The highlight of the last gathering of the global elite at Davos, in January 2020, “was a spat between Greta Thunberg and Donald Trump”, said Larry Elliott in The Observer. “Scant attention was being paid to reports of a new virus recently detected in China”; most of those who’d trekked to the Swiss alpine resort “were too busy virtue-signalling” about inequality and the climate emergency. A lot has happened in the past 28 months, and this week’s meeting of the World Economic Forum (delayed from January because of Omicron) had a very different feel. “Davos has always been dedicated to globalisation”, but “a combination of pandemic and Putin” has accelerated an existing trend. A big unofficial theme of this year’s shindig, therefore, was an existential question: does Davos still have any relevance in “a fragmented world where globalisation is in retreat”?
The mood among the CEO crowd was “anxious and dour”, said Andrew Ross Sorkin in The New York Times. Many comparisons were made to the 1970s (or the tech crash of 2001). There was “a sense that inflation will remain persistently high and that a recovery will take many years”. The good news is that the famous “Davos Consensus” is often wrong – a clear “contra-indicator for the future”.
Nonetheless, it was hard to laugh off the gloomy economic backdrop to this year’s meeting, said Ben Woods in The Daily Telegraph. IMF chief Kristalina Georgieva warned of a “confluence of calamities” in the world economy: from growing food protectionism to “mounting concerns that the world could split into two economic blocs”. It’s what the economist Mohamed El-Erian calls the “little fires everywhere” characterisation of the global economy.

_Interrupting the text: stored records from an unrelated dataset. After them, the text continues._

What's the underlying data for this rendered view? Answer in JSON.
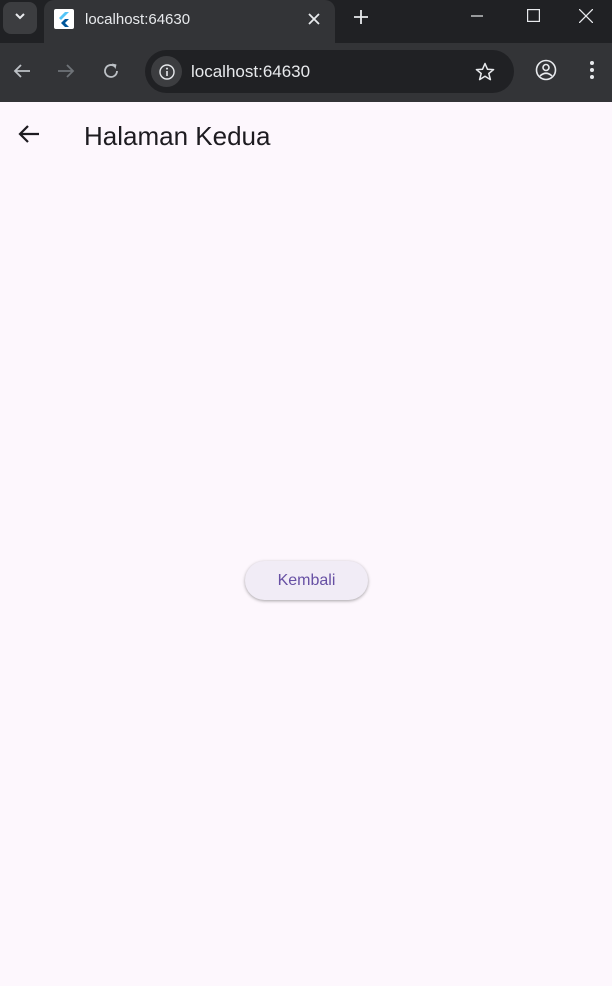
{
  "browser": {
    "tab_title": "localhost:64630",
    "url": "localhost:64630"
  },
  "app": {
    "page_title": "Halaman Kedua",
    "back_button_label": "Kembali"
  },
  "colors": {
    "page_background": "#fdf7fd",
    "button_text": "#6750a4",
    "button_background": "#f1ecf6",
    "browser_dark": "#202124",
    "browser_toolbar": "#333437"
  }
}
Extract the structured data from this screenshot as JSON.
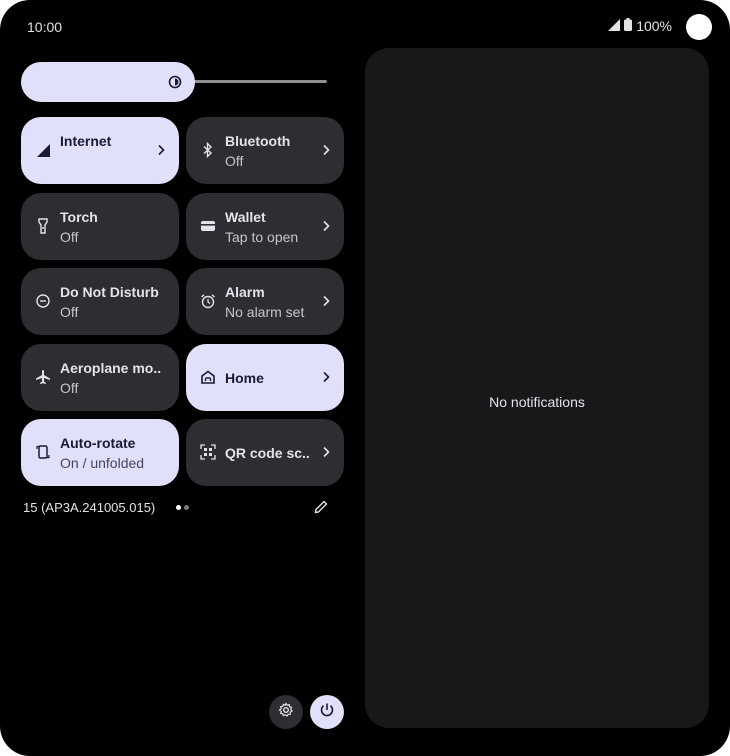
{
  "status": {
    "time": "10:00",
    "battery": "100%"
  },
  "tiles": [
    {
      "id": "internet",
      "title": "Internet",
      "subtitle": "",
      "icon": "signal-icon",
      "active": true,
      "chevron": true
    },
    {
      "id": "bluetooth",
      "title": "Bluetooth",
      "subtitle": "Off",
      "icon": "bluetooth-icon",
      "active": false,
      "chevron": true
    },
    {
      "id": "torch",
      "title": "Torch",
      "subtitle": "Off",
      "icon": "torch-icon",
      "active": false,
      "chevron": false
    },
    {
      "id": "wallet",
      "title": "Wallet",
      "subtitle": "Tap to open",
      "icon": "wallet-icon",
      "active": false,
      "chevron": true
    },
    {
      "id": "dnd",
      "title": "Do Not Disturb",
      "subtitle": "Off",
      "icon": "do-not-disturb-icon",
      "active": false,
      "chevron": false
    },
    {
      "id": "alarm",
      "title": "Alarm",
      "subtitle": "No alarm set",
      "icon": "alarm-icon",
      "active": false,
      "chevron": true
    },
    {
      "id": "aeroplane",
      "title": "Aeroplane mo..",
      "subtitle": "Off",
      "icon": "airplane-icon",
      "active": false,
      "chevron": false
    },
    {
      "id": "home",
      "title": "Home",
      "subtitle": "",
      "icon": "home-icon",
      "active": true,
      "chevron": true
    },
    {
      "id": "autorotate",
      "title": "Auto-rotate",
      "subtitle": "On / unfolded",
      "icon": "auto-rotate-icon",
      "active": true,
      "chevron": false
    },
    {
      "id": "qr",
      "title": "QR code sc..",
      "subtitle": "",
      "icon": "qr-code-icon",
      "active": false,
      "chevron": true
    }
  ],
  "build_number": "15 (AP3A.241005.015)",
  "notifications": {
    "empty_text": "No notifications"
  },
  "colors": {
    "active_tile": "#e1e0fb",
    "inactive_tile": "#2e2d31",
    "panel": "#18181b",
    "background": "#000000"
  }
}
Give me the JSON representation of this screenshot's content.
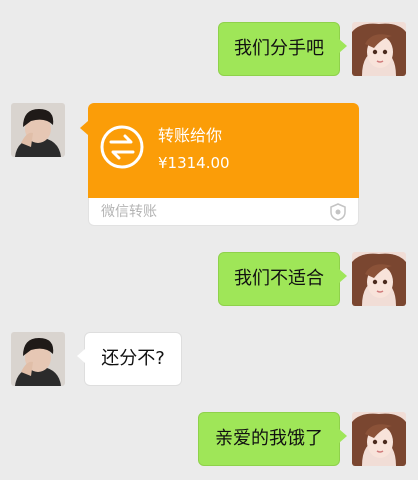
{
  "colors": {
    "background": "#ebebeb",
    "sent_bubble": "#9fe658",
    "received_bubble": "#ffffff",
    "transfer_orange": "#fb9d08"
  },
  "messages": [
    {
      "side": "right",
      "type": "text",
      "text": "我们分手吧"
    },
    {
      "side": "left",
      "type": "transfer",
      "title": "转账给你",
      "amount": "¥1314.00",
      "footer": "微信转账",
      "icon": "transfer-arrows-icon"
    },
    {
      "side": "right",
      "type": "text",
      "text": "我们不适合"
    },
    {
      "side": "left",
      "type": "text",
      "text": "还分不?"
    },
    {
      "side": "right",
      "type": "text",
      "text": "亲爱的我饿了"
    }
  ]
}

This year, Davos was preoccupied with what Jane Fraser of Citigroup called “the three Rs”, said the FT. “Russia, recession and [interest] rates.” The star of the show, appearing via video link, was Ukraine’s president Volodymyr Zelenksyy, who earned an ovation after imploring business leaders to stop “all trade with the aggressor”. Conversation at Davos revolved around “deglobalisation and its discontents”, said Rana Foroohar in the same paper. The arguments are familiar: “unless we return to the mid-1990s status quo of neoliberalism, doom awaits”. Yet the economic and political consequences of lopsided globalisation “are the key reason that we are now in a period of deglobalisation”. As Davos types “continue to debate whether decoupling is possible”, business is “simply getting on with the new reality of a post-neoliberal world”, creating their own regional supply chains. “They should get out of the ivory tower.”